___ Records for this task ___
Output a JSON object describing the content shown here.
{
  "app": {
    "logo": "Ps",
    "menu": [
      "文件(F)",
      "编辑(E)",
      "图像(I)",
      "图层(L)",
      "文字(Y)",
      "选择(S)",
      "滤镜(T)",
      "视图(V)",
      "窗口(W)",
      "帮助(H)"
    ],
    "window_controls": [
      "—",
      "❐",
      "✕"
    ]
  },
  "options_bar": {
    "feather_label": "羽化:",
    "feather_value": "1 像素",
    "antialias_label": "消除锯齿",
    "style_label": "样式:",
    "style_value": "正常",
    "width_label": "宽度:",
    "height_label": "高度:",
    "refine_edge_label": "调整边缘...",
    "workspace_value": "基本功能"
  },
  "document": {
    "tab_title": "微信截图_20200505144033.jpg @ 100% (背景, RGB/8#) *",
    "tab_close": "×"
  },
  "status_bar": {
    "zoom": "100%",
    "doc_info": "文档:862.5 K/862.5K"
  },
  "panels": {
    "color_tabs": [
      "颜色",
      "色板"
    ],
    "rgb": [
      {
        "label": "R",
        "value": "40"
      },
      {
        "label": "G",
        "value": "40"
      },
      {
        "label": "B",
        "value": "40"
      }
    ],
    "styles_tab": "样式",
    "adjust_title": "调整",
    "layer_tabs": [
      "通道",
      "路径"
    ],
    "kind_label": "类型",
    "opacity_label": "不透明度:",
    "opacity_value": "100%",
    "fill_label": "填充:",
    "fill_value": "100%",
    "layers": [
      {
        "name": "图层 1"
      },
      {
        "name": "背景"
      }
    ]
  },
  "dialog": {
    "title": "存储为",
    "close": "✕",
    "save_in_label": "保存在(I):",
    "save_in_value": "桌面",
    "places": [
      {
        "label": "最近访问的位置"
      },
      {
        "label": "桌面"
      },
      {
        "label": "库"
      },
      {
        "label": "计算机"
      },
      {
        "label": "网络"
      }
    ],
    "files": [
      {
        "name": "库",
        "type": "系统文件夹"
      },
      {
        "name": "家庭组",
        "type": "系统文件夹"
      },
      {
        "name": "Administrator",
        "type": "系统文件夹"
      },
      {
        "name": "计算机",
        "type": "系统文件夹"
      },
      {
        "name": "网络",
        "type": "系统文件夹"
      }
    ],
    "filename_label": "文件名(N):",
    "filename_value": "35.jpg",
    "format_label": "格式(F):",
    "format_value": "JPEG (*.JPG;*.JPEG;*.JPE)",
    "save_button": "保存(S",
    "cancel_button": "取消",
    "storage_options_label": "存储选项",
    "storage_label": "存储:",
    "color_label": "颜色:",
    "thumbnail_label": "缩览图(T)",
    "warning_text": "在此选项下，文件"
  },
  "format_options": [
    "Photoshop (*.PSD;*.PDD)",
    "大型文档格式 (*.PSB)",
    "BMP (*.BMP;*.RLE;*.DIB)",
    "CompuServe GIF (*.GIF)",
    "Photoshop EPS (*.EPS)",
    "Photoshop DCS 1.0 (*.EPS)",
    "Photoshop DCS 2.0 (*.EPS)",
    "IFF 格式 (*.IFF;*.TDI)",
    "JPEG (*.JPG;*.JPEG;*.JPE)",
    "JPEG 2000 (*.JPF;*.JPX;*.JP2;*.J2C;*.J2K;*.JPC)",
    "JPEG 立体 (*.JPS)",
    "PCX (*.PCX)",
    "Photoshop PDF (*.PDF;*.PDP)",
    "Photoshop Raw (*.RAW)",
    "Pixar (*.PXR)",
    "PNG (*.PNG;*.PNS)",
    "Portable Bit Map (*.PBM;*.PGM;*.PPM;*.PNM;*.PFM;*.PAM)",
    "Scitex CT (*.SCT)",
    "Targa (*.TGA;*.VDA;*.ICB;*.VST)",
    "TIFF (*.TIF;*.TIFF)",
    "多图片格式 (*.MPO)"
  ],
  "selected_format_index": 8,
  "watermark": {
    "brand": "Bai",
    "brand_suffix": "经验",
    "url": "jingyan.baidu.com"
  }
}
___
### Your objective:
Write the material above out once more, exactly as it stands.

### Finished task:
Output a JSON object describing the content shown here.
{
  "app": {
    "logo": "Ps",
    "menu": [
      "文件(F)",
      "编辑(E)",
      "图像(I)",
      "图层(L)",
      "文字(Y)",
      "选择(S)",
      "滤镜(T)",
      "视图(V)",
      "窗口(W)",
      "帮助(H)"
    ],
    "window_controls": [
      "—",
      "❐",
      "✕"
    ]
  },
  "options_bar": {
    "feather_label": "羽化:",
    "feather_value": "1 像素",
    "antialias_label": "消除锯齿",
    "style_label": "样式:",
    "style_value": "正常",
    "width_label": "宽度:",
    "height_label": "高度:",
    "refine_edge_label": "调整边缘...",
    "workspace_value": "基本功能"
  },
  "document": {
    "tab_title": "微信截图_20200505144033.jpg @ 100% (背景, RGB/8#) *",
    "tab_close": "×"
  },
  "status_bar": {
    "zoom": "100%",
    "doc_info": "文档:862.5 K/862.5K"
  },
  "panels": {
    "color_tabs": [
      "颜色",
      "色板"
    ],
    "rgb": [
      {
        "label": "R",
        "value": "40"
      },
      {
        "label": "G",
        "value": "40"
      },
      {
        "label": "B",
        "value": "40"
      }
    ],
    "styles_tab": "样式",
    "adjust_title": "调整",
    "layer_tabs": [
      "通道",
      "路径"
    ],
    "kind_label": "类型",
    "opacity_label": "不透明度:",
    "opacity_value": "100%",
    "fill_label": "填充:",
    "fill_value": "100%",
    "layers": [
      {
        "name": "图层 1"
      },
      {
        "name": "背景"
      }
    ]
  },
  "dialog": {
    "title": "存储为",
    "close": "✕",
    "save_in_label": "保存在(I):",
    "save_in_value": "桌面",
    "places": [
      {
        "label": "最近访问的位置"
      },
      {
        "label": "桌面"
      },
      {
        "label": "库"
      },
      {
        "label": "计算机"
      },
      {
        "label": "网络"
      }
    ],
    "files": [
      {
        "name": "库",
        "type": "系统文件夹"
      },
      {
        "name": "家庭组",
        "type": "系统文件夹"
      },
      {
        "name": "Administrator",
        "type": "系统文件夹"
      },
      {
        "name": "计算机",
        "type": "系统文件夹"
      },
      {
        "name": "网络",
        "type": "系统文件夹"
      }
    ],
    "filename_label": "文件名(N):",
    "filename_value": "35.jpg",
    "format_label": "格式(F):",
    "format_value": "JPEG (*.JPG;*.JPEG;*.JPE)",
    "save_button": "保存(S",
    "cancel_button": "取消",
    "storage_options_label": "存储选项",
    "storage_label": "存储:",
    "color_label": "颜色:",
    "thumbnail_label": "缩览图(T)",
    "warning_text": "在此选项下，文件"
  },
  "format_options": [
    "Photoshop (*.PSD;*.PDD)",
    "大型文档格式 (*.PSB)",
    "BMP (*.BMP;*.RLE;*.DIB)",
    "CompuServe GIF (*.GIF)",
    "Photoshop EPS (*.EPS)",
    "Photoshop DCS 1.0 (*.EPS)",
    "Photoshop DCS 2.0 (*.EPS)",
    "IFF 格式 (*.IFF;*.TDI)",
    "JPEG (*.JPG;*.JPEG;*.JPE)",
    "JPEG 2000 (*.JPF;*.JPX;*.JP2;*.J2C;*.J2K;*.JPC)",
    "JPEG 立体 (*.JPS)",
    "PCX (*.PCX)",
    "Photoshop PDF (*.PDF;*.PDP)",
    "Photoshop Raw (*.RAW)",
    "Pixar (*.PXR)",
    "PNG (*.PNG;*.PNS)",
    "Portable Bit Map (*.PBM;*.PGM;*.PPM;*.PNM;*.PFM;*.PAM)",
    "Scitex CT (*.SCT)",
    "Targa (*.TGA;*.VDA;*.ICB;*.VST)",
    "TIFF (*.TIF;*.TIFF)",
    "多图片格式 (*.MPO)"
  ],
  "selected_format_index": 8,
  "watermark": {
    "brand": "Bai",
    "brand_suffix": "经验",
    "url": "jingyan.baidu.com"
  }
}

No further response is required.